God is at work in strange and unexpected places. He’s not just the God of the church; he’s the God of creation. He’s not just revealing himself to those who confess the name of Jesus Christ; he’s revealing himself to those who haven’t even heard of Jesus before. John Wesley called this “prevenient grace” which simply means “the grace that goes before us.” In other words, long before any of us ever heard of Jesus or trusted in him for our salvation, he was already quietly at work in our lives.

That should impact the way we relate to the world. Rather than being the know-it-alls that are bringing truth to a pagan land, we can approach nonbelievers in humility, recognizing that they too have God at work in their lives.

So, Now What:

Commit yourself this week to “seeing” God. Lend an open ear to someone who has a story to tell and as you listen, ask yourself if you see evidence of God already at work in this person’s life…and then join him in his transforming love for all!


[from Here After, Merge Series, by Jeremy Summers & Greg Coates]

A Love that Transcends Time and Society


In light of the church and its mission, I have two convictions and hopes for His Church and her role as His people. First, the church must include and embrace others as Christ has embraced us (Luke 22). Second, the church must live in authentic Christian community where lives can healed, encouraged, empowered, and ultimately, transformed in the likeness of Christ (Ephesians 1:21-23).

The Apostle Paul’s command to the Romans is to “Welcome one another, therefore, just as Christ has welcomed you” (Romans 15:7). This concept of welcome is what theologian Miroslav Volf identifies as embrace. It is “the will to give ourselves to others and welcome them, to readjust our identities to make space for them, and it is prior to any judgment about others, except that of identifying them in their humanity.” So, no political party, no government, no race, nor can any culture do what Christ did in welcoming, or embracing humanity. To welcome, as Christ welcomed, transcends time and society.
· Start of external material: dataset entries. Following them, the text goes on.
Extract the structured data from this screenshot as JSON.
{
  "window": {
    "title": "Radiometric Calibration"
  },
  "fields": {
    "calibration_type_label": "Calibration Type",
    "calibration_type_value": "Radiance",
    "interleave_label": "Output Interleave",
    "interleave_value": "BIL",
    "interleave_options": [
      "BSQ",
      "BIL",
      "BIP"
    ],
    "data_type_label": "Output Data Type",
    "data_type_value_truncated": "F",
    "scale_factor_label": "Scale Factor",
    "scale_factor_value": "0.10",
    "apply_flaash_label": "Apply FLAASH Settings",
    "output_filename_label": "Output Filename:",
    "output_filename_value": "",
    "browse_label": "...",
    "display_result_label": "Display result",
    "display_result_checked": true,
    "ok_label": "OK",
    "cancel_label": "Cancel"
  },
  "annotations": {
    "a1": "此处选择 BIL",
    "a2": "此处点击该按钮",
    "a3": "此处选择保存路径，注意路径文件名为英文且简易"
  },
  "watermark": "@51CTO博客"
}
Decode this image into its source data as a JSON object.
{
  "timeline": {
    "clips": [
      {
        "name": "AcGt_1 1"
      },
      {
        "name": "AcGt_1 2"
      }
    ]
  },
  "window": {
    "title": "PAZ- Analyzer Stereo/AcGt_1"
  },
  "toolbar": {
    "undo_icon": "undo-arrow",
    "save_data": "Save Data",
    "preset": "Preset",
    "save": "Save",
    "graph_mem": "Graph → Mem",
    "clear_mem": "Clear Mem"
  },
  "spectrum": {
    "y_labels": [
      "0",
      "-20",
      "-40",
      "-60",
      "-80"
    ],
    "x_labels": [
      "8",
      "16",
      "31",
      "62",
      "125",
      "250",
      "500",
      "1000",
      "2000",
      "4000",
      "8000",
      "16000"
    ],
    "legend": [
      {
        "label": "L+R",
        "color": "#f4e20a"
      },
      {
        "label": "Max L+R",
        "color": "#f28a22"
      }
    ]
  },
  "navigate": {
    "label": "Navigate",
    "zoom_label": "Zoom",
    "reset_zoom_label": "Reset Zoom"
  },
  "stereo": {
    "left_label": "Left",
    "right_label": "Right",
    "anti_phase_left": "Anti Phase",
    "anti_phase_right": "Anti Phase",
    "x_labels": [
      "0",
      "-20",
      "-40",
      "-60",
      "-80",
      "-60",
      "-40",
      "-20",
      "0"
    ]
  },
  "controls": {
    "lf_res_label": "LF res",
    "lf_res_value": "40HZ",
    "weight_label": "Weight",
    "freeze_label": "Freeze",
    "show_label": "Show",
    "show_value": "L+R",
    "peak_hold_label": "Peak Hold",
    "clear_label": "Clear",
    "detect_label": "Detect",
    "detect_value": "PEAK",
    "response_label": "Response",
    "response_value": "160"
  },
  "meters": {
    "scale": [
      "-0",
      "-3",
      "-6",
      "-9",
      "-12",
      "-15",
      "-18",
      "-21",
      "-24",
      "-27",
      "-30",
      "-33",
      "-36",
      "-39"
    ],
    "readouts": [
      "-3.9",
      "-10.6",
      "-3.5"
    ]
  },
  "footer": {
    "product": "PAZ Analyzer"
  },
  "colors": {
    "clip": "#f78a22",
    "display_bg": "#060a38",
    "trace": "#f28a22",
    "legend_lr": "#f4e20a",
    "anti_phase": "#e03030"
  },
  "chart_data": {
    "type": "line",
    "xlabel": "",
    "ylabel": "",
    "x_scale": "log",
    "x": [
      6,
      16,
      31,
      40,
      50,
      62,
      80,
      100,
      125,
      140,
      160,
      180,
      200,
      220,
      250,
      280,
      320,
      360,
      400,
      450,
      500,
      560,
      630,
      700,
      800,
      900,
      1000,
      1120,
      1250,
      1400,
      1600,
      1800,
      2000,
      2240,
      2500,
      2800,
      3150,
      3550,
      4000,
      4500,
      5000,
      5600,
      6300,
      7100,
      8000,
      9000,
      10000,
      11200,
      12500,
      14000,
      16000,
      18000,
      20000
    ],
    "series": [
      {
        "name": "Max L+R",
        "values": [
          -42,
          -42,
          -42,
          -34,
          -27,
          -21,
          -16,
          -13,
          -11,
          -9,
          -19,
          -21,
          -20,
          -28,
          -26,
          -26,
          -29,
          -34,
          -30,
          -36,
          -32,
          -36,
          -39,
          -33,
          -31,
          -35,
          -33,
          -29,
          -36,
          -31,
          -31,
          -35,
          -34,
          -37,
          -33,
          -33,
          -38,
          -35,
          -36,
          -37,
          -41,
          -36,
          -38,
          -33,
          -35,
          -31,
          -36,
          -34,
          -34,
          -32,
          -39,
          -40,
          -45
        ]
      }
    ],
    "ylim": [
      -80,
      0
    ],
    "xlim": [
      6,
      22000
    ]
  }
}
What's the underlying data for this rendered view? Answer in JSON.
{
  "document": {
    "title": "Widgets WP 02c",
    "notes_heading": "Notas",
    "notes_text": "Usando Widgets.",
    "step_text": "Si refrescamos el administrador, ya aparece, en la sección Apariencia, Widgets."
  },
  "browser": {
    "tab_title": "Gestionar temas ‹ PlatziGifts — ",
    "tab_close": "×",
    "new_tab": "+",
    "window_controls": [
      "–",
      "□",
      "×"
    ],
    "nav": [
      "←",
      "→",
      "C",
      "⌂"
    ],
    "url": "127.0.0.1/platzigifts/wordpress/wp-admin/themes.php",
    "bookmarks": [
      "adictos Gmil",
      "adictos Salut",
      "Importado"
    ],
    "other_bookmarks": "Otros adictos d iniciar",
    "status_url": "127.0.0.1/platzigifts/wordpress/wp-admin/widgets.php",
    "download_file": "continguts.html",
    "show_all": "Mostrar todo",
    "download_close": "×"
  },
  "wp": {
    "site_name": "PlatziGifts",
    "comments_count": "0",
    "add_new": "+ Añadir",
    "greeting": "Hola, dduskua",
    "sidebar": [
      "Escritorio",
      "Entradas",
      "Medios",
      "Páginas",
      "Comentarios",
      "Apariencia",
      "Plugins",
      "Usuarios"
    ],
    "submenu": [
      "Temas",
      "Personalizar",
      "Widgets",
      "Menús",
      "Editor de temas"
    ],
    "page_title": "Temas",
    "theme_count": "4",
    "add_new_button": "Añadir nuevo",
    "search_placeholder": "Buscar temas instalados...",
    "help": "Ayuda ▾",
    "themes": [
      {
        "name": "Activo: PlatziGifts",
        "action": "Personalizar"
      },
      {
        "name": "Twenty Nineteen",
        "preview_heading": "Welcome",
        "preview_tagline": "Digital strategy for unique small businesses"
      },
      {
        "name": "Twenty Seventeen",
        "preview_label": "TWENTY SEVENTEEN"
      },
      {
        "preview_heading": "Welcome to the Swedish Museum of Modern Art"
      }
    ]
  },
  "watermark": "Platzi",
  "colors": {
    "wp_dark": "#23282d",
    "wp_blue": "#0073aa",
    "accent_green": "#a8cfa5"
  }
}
This embracing confronts injustice, deception and ultimately anything that attaches itself to exclusion.

The practice of including and embracing is also seen through the doctrine of God, the doctrine of Christ, and the doctrine of salvation. For the cross and the covenant plays an extremely important part in revealing the truth of welcome. It is on the “cross God renews the covenant by making space for humanity in God’s self, that which humanity has broken. And unlike a contract, the covenant is not simply a relationship of mutual utility, but of moral commitment.” So, through this covenant, God reveals His moral character, which makes space for the other in the self. The ultimate display self-giving, in Luke 22:20, was reveled when the new covenant was made permanent in blood, and was made eternal on the cross. Interestingly enough, the new covenant “is God’s embrace of the humanity that keeps breaking the covenant. And as designed, the social side of that new covenant is our way of embracing one another under the conditions of hostility.”

May we as the Church, truly embrace others as Christ embraces us, creating space where communities and lives can be transformed!


Further Thoughts to Consider:

1. Do you find that “embracing” others to be difficult?

2. How might the practice of “embrace” look in your church?

3. When practiced, embrace will transform both the individual and the group. So, how might this practice influence our ministries and how we live missionally?

4. In what ways could you and your church missionally embrace your community?